• _Work instruction_
Take the line that has "Serialize everything readable" and all the lines that come after it in the records, and write them out again exactly. Add no other line.

• _Source records_

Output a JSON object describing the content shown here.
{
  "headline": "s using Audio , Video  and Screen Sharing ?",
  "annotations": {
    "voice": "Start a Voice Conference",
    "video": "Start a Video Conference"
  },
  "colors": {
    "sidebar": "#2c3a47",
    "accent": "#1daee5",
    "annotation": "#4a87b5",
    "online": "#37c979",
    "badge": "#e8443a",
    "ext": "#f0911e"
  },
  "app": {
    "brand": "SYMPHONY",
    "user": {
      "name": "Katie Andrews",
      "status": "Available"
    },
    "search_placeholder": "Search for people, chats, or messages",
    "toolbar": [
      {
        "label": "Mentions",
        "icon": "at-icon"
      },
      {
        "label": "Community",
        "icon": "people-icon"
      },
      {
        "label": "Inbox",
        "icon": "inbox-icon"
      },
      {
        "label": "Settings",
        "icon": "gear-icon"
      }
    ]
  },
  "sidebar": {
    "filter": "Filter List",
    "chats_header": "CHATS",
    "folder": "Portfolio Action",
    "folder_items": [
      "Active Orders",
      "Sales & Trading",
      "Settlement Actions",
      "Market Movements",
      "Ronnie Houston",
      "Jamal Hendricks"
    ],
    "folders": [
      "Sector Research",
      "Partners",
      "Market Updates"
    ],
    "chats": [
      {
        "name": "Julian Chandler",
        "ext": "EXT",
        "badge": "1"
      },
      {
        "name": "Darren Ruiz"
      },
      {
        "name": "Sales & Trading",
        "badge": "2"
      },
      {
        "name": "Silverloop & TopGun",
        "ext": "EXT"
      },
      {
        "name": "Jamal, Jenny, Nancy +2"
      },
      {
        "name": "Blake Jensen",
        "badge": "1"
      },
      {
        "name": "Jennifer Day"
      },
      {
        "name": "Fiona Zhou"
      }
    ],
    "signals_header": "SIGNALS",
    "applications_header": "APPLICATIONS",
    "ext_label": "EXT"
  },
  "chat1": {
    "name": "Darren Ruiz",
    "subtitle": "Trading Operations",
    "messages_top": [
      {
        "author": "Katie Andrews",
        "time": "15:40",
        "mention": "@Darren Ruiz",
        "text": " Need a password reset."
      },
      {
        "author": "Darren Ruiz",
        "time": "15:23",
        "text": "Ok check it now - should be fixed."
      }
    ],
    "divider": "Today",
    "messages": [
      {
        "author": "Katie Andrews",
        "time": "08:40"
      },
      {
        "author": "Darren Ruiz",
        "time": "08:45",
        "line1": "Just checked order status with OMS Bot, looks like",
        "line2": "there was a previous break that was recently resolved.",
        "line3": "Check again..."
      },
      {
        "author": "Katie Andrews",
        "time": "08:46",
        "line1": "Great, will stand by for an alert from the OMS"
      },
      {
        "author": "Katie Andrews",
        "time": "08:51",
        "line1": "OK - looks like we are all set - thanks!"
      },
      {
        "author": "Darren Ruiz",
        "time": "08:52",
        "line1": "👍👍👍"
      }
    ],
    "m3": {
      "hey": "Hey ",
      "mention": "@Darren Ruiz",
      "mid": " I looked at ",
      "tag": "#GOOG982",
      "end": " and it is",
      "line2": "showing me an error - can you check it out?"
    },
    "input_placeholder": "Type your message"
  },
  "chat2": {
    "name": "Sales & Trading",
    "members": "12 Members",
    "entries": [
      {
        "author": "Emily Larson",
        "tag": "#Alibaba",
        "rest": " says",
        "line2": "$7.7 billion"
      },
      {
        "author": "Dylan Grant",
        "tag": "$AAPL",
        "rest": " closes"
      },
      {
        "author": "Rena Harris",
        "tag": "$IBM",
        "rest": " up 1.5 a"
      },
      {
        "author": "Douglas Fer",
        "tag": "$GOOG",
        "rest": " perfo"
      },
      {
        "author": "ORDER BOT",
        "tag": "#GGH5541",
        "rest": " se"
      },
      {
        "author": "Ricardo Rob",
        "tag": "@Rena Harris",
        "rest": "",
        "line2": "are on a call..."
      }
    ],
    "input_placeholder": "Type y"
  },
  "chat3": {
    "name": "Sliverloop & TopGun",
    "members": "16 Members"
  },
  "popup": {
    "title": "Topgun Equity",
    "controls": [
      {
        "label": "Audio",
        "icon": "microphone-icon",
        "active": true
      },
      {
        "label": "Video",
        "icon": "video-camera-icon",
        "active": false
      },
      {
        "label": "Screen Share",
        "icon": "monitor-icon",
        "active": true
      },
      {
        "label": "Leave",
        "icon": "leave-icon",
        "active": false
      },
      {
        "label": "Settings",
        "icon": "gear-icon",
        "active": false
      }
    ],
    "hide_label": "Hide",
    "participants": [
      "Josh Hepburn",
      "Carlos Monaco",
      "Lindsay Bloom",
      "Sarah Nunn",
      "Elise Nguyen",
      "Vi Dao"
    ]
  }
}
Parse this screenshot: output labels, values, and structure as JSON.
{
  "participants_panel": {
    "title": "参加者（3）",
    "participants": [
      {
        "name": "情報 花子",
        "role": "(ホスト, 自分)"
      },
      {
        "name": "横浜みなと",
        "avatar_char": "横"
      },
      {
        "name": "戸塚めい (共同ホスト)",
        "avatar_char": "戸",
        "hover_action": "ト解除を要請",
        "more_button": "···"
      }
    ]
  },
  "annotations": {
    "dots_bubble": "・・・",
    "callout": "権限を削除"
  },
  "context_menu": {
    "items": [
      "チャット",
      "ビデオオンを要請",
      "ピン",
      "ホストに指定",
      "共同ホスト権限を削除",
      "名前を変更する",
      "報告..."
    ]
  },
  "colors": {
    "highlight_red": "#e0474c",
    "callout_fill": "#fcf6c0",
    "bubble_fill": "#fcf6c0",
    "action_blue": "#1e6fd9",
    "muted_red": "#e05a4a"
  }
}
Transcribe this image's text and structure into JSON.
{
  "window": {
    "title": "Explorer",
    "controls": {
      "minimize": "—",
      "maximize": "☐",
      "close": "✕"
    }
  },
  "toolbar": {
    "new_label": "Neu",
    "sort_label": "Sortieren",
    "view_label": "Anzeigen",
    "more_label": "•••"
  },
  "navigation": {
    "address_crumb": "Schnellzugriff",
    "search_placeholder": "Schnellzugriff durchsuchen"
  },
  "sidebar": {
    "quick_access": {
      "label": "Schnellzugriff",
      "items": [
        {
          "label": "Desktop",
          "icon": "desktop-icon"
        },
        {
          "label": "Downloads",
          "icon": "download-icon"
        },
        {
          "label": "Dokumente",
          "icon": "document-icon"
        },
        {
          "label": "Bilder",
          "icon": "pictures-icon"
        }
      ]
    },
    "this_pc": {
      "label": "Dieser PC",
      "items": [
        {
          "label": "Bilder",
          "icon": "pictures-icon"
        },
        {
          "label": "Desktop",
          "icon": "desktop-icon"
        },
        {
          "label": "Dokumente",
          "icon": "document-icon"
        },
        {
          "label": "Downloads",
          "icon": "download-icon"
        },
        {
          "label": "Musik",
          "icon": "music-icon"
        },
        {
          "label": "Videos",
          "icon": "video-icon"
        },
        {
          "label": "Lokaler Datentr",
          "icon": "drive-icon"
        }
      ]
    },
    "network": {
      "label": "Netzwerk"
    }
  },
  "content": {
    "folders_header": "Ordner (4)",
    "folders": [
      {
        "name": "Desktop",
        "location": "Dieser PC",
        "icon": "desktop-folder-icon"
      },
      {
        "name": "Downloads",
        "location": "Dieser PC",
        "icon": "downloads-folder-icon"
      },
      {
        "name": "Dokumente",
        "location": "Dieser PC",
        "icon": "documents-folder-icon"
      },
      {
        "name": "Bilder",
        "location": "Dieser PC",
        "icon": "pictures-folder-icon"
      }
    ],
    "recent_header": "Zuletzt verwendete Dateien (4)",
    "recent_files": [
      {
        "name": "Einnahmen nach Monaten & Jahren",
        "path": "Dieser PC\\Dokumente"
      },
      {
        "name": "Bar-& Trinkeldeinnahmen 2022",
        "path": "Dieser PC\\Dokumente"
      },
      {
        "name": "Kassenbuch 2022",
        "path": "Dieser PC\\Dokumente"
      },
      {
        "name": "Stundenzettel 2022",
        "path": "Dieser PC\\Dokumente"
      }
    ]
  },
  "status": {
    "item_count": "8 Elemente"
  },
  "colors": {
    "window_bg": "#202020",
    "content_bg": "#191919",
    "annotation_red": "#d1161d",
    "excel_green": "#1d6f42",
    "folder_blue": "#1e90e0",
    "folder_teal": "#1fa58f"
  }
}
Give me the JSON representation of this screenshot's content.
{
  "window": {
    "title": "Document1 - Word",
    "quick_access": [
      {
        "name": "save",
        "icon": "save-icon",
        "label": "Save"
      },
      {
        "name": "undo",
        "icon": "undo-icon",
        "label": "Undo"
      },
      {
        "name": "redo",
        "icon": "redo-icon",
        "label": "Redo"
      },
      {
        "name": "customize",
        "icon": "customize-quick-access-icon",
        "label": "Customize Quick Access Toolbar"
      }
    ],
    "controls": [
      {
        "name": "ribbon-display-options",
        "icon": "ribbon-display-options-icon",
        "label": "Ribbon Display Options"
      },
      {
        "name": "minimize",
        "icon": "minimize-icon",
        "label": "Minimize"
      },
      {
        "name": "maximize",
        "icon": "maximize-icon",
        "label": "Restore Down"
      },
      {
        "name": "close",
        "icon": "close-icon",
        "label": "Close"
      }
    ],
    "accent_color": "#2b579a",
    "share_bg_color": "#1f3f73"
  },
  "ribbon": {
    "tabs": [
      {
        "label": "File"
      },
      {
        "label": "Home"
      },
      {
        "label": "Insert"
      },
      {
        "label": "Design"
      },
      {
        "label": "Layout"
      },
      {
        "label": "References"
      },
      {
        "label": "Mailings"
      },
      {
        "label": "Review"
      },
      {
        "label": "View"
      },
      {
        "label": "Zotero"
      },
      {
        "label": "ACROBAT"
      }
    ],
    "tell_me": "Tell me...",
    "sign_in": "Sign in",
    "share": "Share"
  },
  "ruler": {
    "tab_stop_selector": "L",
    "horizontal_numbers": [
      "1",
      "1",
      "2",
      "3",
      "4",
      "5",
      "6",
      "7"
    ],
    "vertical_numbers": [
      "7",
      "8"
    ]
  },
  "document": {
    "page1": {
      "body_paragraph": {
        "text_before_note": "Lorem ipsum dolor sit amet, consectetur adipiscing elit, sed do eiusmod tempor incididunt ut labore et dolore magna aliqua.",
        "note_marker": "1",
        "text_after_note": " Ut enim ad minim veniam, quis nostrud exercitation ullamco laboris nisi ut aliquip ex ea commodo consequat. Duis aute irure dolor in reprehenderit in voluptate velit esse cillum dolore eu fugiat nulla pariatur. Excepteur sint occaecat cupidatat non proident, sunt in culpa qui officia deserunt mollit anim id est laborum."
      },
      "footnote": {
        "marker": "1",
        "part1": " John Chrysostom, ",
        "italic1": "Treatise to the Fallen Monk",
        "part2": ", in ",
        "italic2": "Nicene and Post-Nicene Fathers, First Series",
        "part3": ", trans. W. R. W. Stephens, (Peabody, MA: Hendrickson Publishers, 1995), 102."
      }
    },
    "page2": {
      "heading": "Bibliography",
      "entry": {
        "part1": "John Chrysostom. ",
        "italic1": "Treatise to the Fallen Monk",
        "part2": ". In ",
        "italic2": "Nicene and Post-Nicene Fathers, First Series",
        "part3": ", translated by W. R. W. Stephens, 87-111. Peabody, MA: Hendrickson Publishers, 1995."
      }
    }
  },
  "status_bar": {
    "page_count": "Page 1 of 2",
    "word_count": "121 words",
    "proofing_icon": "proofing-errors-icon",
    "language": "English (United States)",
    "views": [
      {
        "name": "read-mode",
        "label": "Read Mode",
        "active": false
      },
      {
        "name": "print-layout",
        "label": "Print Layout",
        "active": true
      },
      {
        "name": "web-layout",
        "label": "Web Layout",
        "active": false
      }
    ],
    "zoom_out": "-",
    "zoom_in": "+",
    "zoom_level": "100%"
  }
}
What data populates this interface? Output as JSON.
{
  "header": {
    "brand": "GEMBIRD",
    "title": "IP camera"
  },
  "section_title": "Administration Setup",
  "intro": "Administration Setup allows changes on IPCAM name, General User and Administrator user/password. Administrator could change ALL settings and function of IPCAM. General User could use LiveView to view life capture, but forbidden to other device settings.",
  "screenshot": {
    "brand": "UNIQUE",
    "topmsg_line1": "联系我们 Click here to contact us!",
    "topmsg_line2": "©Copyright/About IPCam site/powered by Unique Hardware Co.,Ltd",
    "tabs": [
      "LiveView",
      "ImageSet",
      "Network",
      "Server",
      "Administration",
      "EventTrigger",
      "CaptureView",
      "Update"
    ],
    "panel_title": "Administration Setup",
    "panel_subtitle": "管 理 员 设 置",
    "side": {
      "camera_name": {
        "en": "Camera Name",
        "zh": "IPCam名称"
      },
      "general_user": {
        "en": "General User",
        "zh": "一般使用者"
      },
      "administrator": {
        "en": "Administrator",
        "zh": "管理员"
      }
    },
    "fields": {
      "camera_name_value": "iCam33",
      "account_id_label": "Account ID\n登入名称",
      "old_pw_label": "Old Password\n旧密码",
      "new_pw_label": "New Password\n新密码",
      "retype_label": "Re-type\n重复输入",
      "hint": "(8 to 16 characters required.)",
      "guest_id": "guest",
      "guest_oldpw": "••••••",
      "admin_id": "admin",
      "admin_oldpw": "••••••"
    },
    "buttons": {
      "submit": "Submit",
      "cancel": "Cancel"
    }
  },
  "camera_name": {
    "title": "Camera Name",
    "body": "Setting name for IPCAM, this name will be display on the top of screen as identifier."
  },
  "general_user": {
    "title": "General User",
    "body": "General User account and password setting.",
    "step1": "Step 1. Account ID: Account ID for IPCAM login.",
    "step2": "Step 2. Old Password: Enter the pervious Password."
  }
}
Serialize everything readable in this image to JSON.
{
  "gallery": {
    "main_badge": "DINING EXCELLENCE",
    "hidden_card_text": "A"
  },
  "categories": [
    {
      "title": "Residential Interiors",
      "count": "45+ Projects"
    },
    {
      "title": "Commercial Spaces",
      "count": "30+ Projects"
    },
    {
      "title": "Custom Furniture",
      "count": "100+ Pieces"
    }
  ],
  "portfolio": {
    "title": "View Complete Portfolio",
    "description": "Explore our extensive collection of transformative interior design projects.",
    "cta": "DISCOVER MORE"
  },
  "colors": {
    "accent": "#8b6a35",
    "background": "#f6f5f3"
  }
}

• _Task response_
Serialize everything readable in this image to JSON.
{
  "gallery": {
    "main_badge": "DINING EXCELLENCE",
    "hidden_card_text": "A"
  },
  "categories": [
    {
      "title": "Residential Interiors",
      "count": "45+ Projects"
    },
    {
      "title": "Commercial Spaces",
      "count": "30+ Projects"
    },
    {
      "title": "Custom Furniture",
      "count": "100+ Pieces"
    }
  ],
  "portfolio": {
    "title": "View Complete Portfolio",
    "description": "Explore our extensive collection of transformative interior design projects.",
    "cta": "DISCOVER MORE"
  },
  "colors": {
    "accent": "#8b6a35",
    "background": "#f6f5f3"
  }
}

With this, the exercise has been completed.